The threshold for what constitutes a heat wave varies by region, but here in the NYC area it is defined as three consecutive days with temperatures reaching 90°F or higher. In Central Park, the temperature reached 92°F on Saturday, 93°F on Sunday, and today it climbed to 95°F – tying the record high for the date.
When factoring in the high levels of humidity these past few days, the heat index felt like it was near 100°F. While these conditions are oppressive, they can also be dangerous. Both a heat advisory and air quality alerts were issued for the city.
For most of the summer, temperatures have been running slightly above average in NYC, but it is interesting to note that there has not been much extreme heat. To date, we have only had ten days with readings at or above 90°F. On average, we typically see fifteen for the season.
July is normally the warmest month on the calendar for New York City, and this year was no exception. Despite getting off to a relatively cool start, the month brought us five days with temperatures in the 90s. These hot days helped bring the city’s mean temperature for the month up to 78.8°F, which is 2.3°F above average.
While we had a few stretches of very warm and humid days, including some where the heat index reached the triple digits, it is interesting to note that we did not technically have a single heat wave all month. In this part of the US, a heat wave is defined as three consecutive days with temperatures reaching 90°F or higher.
On the precipitation side of things, NYC was mostly dry. In all, we received 3.98 inches of rain in Central Park, which is 0.62 inches below average. Of this total, 1.95 inches fell in a single day as a cold front moved through the area triggering thunderstorms and intense downpours. July is typically the wettest month of the year in the Big Apple.
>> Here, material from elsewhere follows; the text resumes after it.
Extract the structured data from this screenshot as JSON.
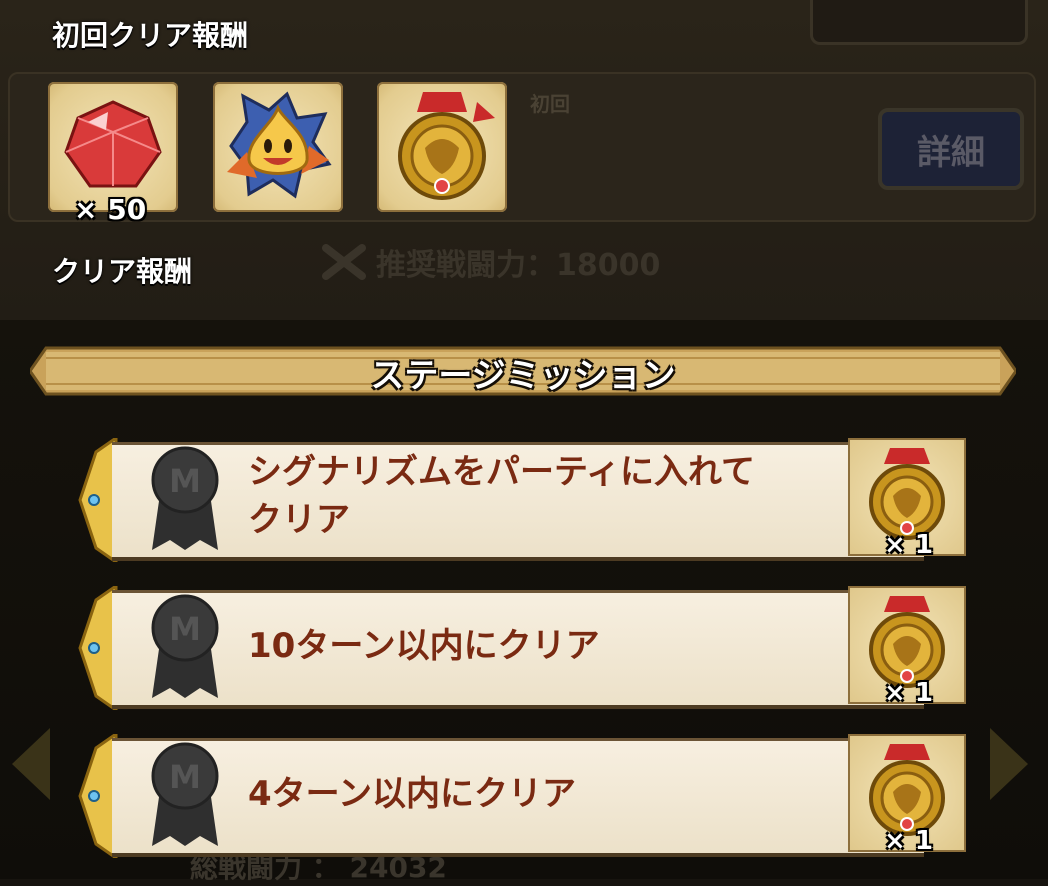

During the summer months in New York City, you often hear people talking about plans to escape the city’s heat with trips to the beach or mountains. This is because NYC, like most large cities, is an urban heat island. With miles of paved surfaces that absorb heat, it is generally warmer than surrounding rural areas.
Within city limits, the temperature difference between an asphalt covered street and a nearby park lawn can demonstrate this phenomenon on a smaller scale. Below are some photos of measurements we made around midtown Manhattan at 2:30 PM this afternoon when the air temperature was 95°F.
On the street, the temperature was 122°F in the sun and 101°F in the shade. On the park lawn, only a few feet away, the temperature in the sun was 99°F and a relatively cool 85°F in the shade. Hands down, the best place to beat the heat – even in the city – is on a grassy surface in the shade. Stay cool!
Comparing temperatures of surfaces in the sun and the shade around midtown Manhattan on July 29th when the air temperature was 95°F . Credit: The Weather Gamut.
June 2015 felt a bit like a weather rollercoaster in New York City. We had highs that ranged from an unseasonably cool 55°F to our first 90-degree day of the year. In the end, however, the cold and warmth averaged each other out. The city’s mean temperature for the month was 71.2°F, which is only 0.2°F below normal.
On the precipitation side of things, the city had 14 days with measurable rainfall. In all, we received 4.79 inches of rain, which is 0.38 inches above normal. Of this total, 1.41 inches fell in a heavy rain event during the last weekend of the month. June marked the first time since March that the city had above average monthly rainfall.